:: TASK DIRECTIONS ::
All lines from the one holding "Transcribe this image's" to the end of the listing are to be output exactly, both ends included, with any pictures left out.

[[ SOURCE DATA, beginning ]]

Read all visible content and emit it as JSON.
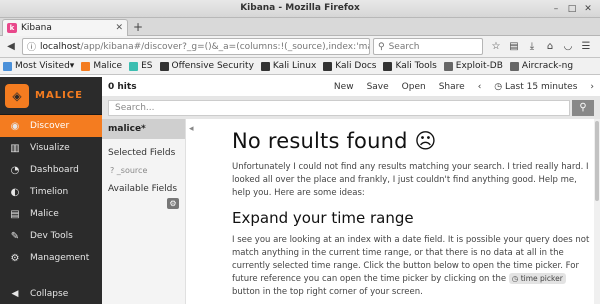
{
  "window": {
    "title": "Kibana - Mozilla Firefox"
  },
  "tab": {
    "title": "Kibana",
    "icon_letter": "k"
  },
  "nav": {
    "url_host": "localhost",
    "url_path": "/app/kibana#/discover?_g=()&_a=(columns:!(_source),index:'malice",
    "search_placeholder": "Search"
  },
  "bookmarks": [
    {
      "label": "Most Visited",
      "color": "#4a90d9"
    },
    {
      "label": "Malice",
      "color": "#f47c20"
    },
    {
      "label": "ES",
      "color": "#3cbeb1"
    },
    {
      "label": "Offensive Security",
      "color": "#333333"
    },
    {
      "label": "Kali Linux",
      "color": "#333333"
    },
    {
      "label": "Kali Docs",
      "color": "#333333"
    },
    {
      "label": "Kali Tools",
      "color": "#333333"
    },
    {
      "label": "Exploit-DB",
      "color": "#666666"
    },
    {
      "label": "Aircrack-ng",
      "color": "#666666"
    }
  ],
  "app": {
    "logo_text": "MALICE",
    "sidebar": {
      "items": [
        {
          "label": "Discover",
          "icon": "compass-icon",
          "glyph": "◉",
          "active": true
        },
        {
          "label": "Visualize",
          "icon": "bar-chart-icon",
          "glyph": "▥",
          "active": false
        },
        {
          "label": "Dashboard",
          "icon": "dashboard-icon",
          "glyph": "◔",
          "active": false
        },
        {
          "label": "Timelion",
          "icon": "timelion-icon",
          "glyph": "◐",
          "active": false
        },
        {
          "label": "Malice",
          "icon": "malice-icon",
          "glyph": "▤",
          "active": false
        },
        {
          "label": "Dev Tools",
          "icon": "wrench-icon",
          "glyph": "✎",
          "active": false
        },
        {
          "label": "Management",
          "icon": "gear-icon",
          "glyph": "⚙",
          "active": false
        }
      ],
      "collapse_label": "Collapse"
    },
    "topnav": {
      "hits": "0 hits",
      "new": "New",
      "save": "Save",
      "open": "Open",
      "share": "Share",
      "time": "Last 15 minutes"
    },
    "query": {
      "placeholder": "Search..."
    },
    "fields": {
      "index_pattern": "malice*",
      "selected_heading": "Selected Fields",
      "selected_field": "_source",
      "available_heading": "Available Fields"
    },
    "content": {
      "title": "No results found ☹",
      "intro": "Unfortunately I could not find any results matching your search. I tried really hard. I looked all over the place and frankly, I just couldn't find anything good. Help me, help you. Here are some ideas:",
      "section_title": "Expand your time range",
      "section_body_1": "I see you are looking at an index with a date field. It is possible your query does not match anything in the current time range, or that there is no data at all in the currently selected time range. Click the button below to open the time picker. For future reference you can open the time picker by clicking on the",
      "time_picker_badge": "time picker",
      "section_body_2": "button in the top right corner of your screen."
    }
  }
}
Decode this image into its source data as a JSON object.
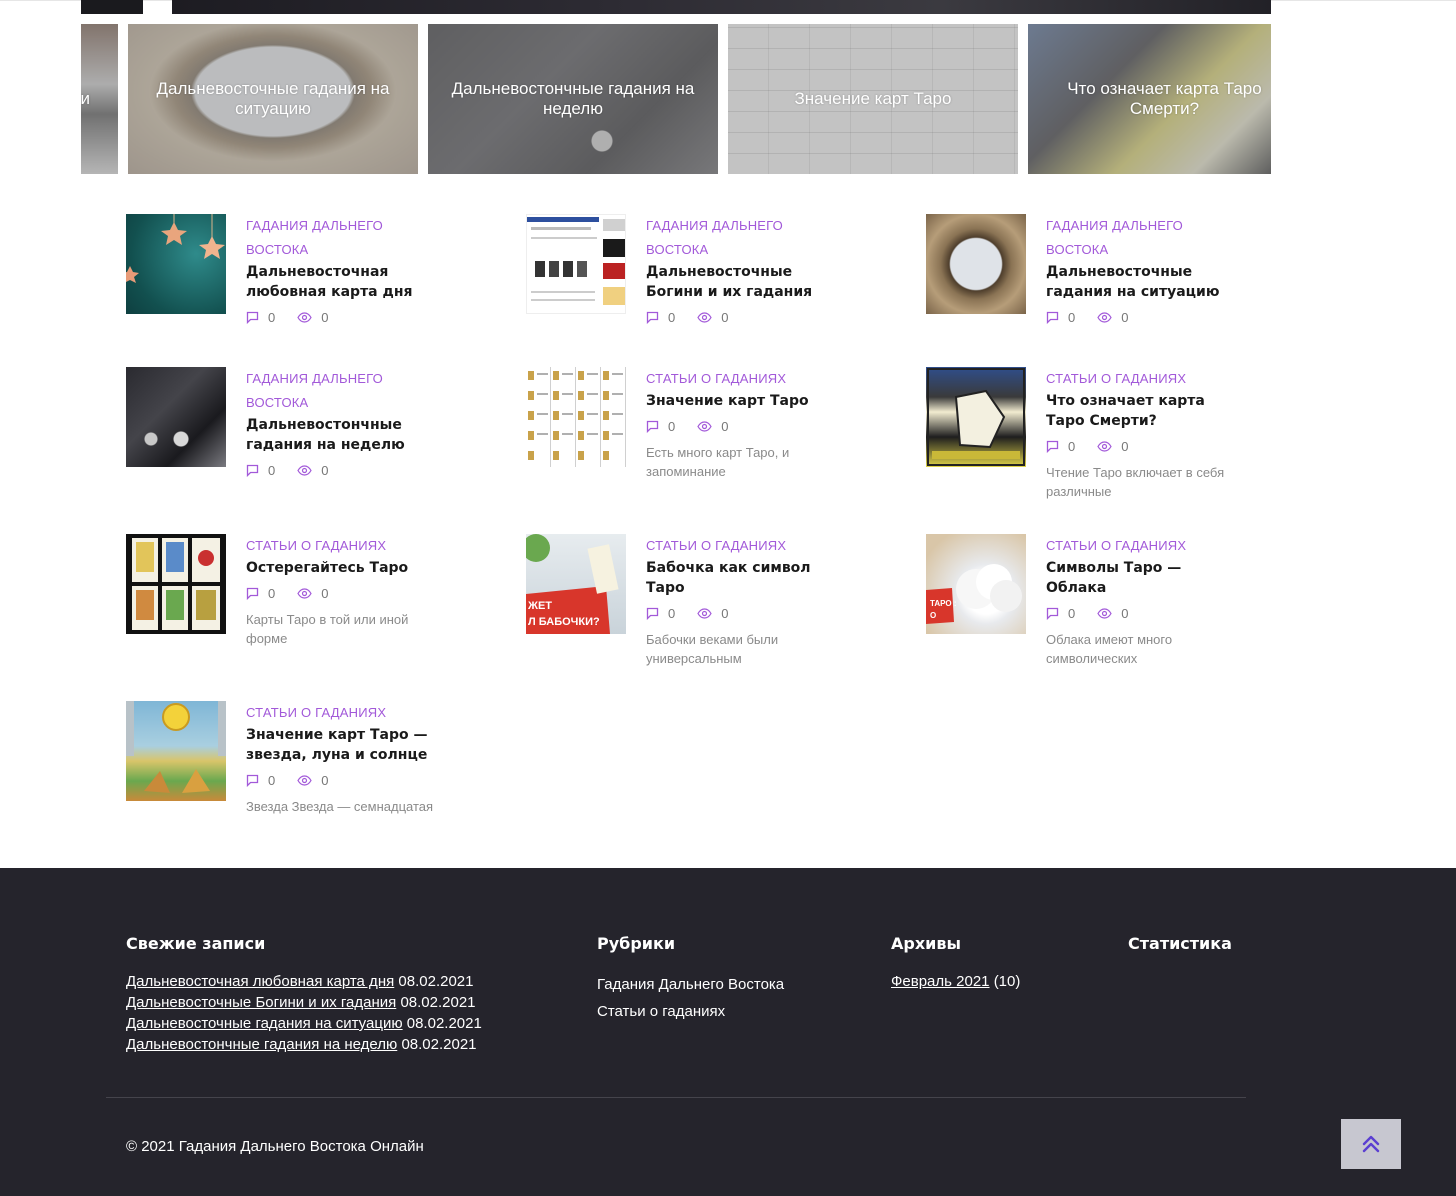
{
  "slider": {
    "slides": [
      {
        "caption": "и"
      },
      {
        "caption": "Дальневосточные гадания на ситуацию"
      },
      {
        "caption": "Дальневостончные гадания на неделю"
      },
      {
        "caption": "Значение карт Таро"
      },
      {
        "caption": "Что означает карта Таро Смерти?"
      }
    ]
  },
  "posts": [
    {
      "category": "ГАДАНИЯ ДАЛЬНЕГО ВОСТОКА",
      "title": "Дальневосточная любовная карта дня",
      "comments": "0",
      "views": "0",
      "excerpt": ""
    },
    {
      "category": "ГАДАНИЯ ДАЛЬНЕГО ВОСТОКА",
      "title": "Дальневосточные Богини и их гадания",
      "comments": "0",
      "views": "0",
      "excerpt": ""
    },
    {
      "category": "ГАДАНИЯ ДАЛЬНЕГО ВОСТОКА",
      "title": "Дальневосточные гадания на ситуацию",
      "comments": "0",
      "views": "0",
      "excerpt": ""
    },
    {
      "category": "ГАДАНИЯ ДАЛЬНЕГО ВОСТОКА",
      "title": "Дальневостончные гадания на неделю",
      "comments": "0",
      "views": "0",
      "excerpt": ""
    },
    {
      "category": "СТАТЬИ О ГАДАНИЯХ",
      "title": "Значение карт Таро",
      "comments": "0",
      "views": "0",
      "excerpt": "Есть много карт Таро, и запоминание"
    },
    {
      "category": "СТАТЬИ О ГАДАНИЯХ",
      "title": "Что означает карта Таро Смерти?",
      "comments": "0",
      "views": "0",
      "excerpt": "Чтение Таро включает в себя различные"
    },
    {
      "category": "СТАТЬИ О ГАДАНИЯХ",
      "title": "Остерегайтесь Таро",
      "comments": "0",
      "views": "0",
      "excerpt": "Карты Таро в той или иной форме"
    },
    {
      "category": "СТАТЬИ О ГАДАНИЯХ",
      "title": "Бабочка как символ Таро",
      "comments": "0",
      "views": "0",
      "excerpt": "Бабочки веками были универсальным"
    },
    {
      "category": "СТАТЬИ О ГАДАНИЯХ",
      "title": "Символы Таро — Облака",
      "comments": "0",
      "views": "0",
      "excerpt": "Облака имеют много символических"
    },
    {
      "category": "СТАТЬИ О ГАДАНИЯХ",
      "title": "Значение карт Таро — звезда, луна и солнце",
      "comments": "0",
      "views": "0",
      "excerpt": "Звезда Звезда — семнадцатая"
    }
  ],
  "thumb_texts": {
    "butterfly": "ЖЕТ\nЛ БАБОЧКИ?",
    "clouds": "ТАРО :\nО"
  },
  "footer": {
    "recent": {
      "heading": "Свежие записи",
      "items": [
        {
          "link": "Дальневосточная любовная карта дня",
          "date": "08.02.2021"
        },
        {
          "link": "Дальневосточные Богини и их гадания",
          "date": "08.02.2021"
        },
        {
          "link": "Дальневосточные гадания на ситуацию",
          "date": "08.02.2021"
        },
        {
          "link": "Дальневостончные гадания на неделю",
          "date": "08.02.2021"
        }
      ]
    },
    "rubrics": {
      "heading": "Рубрики",
      "items": [
        "Гадания Дальнего Востока",
        "Статьи о гаданиях"
      ]
    },
    "archives": {
      "heading": "Архивы",
      "items": [
        {
          "link": "Февраль 2021",
          "count": "(10)"
        }
      ]
    },
    "stats": {
      "heading": "Статистика"
    },
    "copyright": "© 2021 Гадания Дальнего Востока Онлайн"
  },
  "colors": {
    "accent": "#a259d9",
    "footer_bg": "#25242c",
    "to_top_bg": "#c7c7d0",
    "to_top_icon": "#5b3fd1"
  },
  "icons": {
    "comment": "comment-icon",
    "views": "eye-icon",
    "to_top": "double-chevron-up-icon"
  }
}
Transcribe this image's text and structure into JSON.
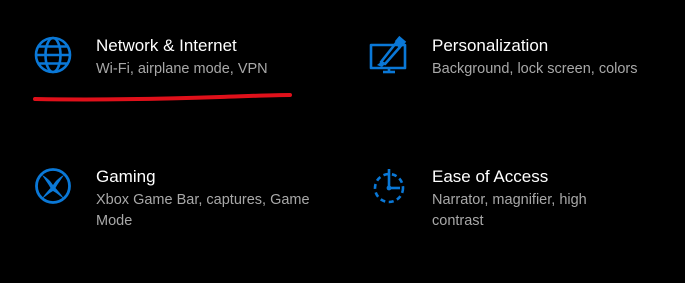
{
  "settings_tiles": [
    {
      "id": "network",
      "title": "Network & Internet",
      "description": "Wi-Fi, airplane mode, VPN",
      "icon": "globe-icon"
    },
    {
      "id": "personalization",
      "title": "Personalization",
      "description": "Background, lock screen, colors",
      "icon": "personalization-icon"
    },
    {
      "id": "gaming",
      "title": "Gaming",
      "description": "Xbox Game Bar, captures, Game Mode",
      "icon": "xbox-icon"
    },
    {
      "id": "ease_of_access",
      "title": "Ease of Access",
      "description": "Narrator, magnifier, high contrast",
      "icon": "ease-of-access-icon"
    }
  ],
  "colors": {
    "accent": "#0a78d7",
    "background": "#000000",
    "title_text": "#ffffff",
    "description_text": "#a8a8a8",
    "annotation_stroke": "#e0101a"
  }
}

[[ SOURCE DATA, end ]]

:: TASK OUTPUT ::
Transcribe this image's text and structure into JSON.
{
  "settings_tiles": [
    {
      "id": "network",
      "title": "Network & Internet",
      "description": "Wi-Fi, airplane mode, VPN",
      "icon": "globe-icon"
    },
    {
      "id": "personalization",
      "title": "Personalization",
      "description": "Background, lock screen, colors",
      "icon": "personalization-icon"
    },
    {
      "id": "gaming",
      "title": "Gaming",
      "description": "Xbox Game Bar, captures, Game Mode",
      "icon": "xbox-icon"
    },
    {
      "id": "ease_of_access",
      "title": "Ease of Access",
      "description": "Narrator, magnifier, high contrast",
      "icon": "ease-of-access-icon"
    }
  ],
  "colors": {
    "accent": "#0a78d7",
    "background": "#000000",
    "title_text": "#ffffff",
    "description_text": "#a8a8a8",
    "annotation_stroke": "#e0101a"
  }
}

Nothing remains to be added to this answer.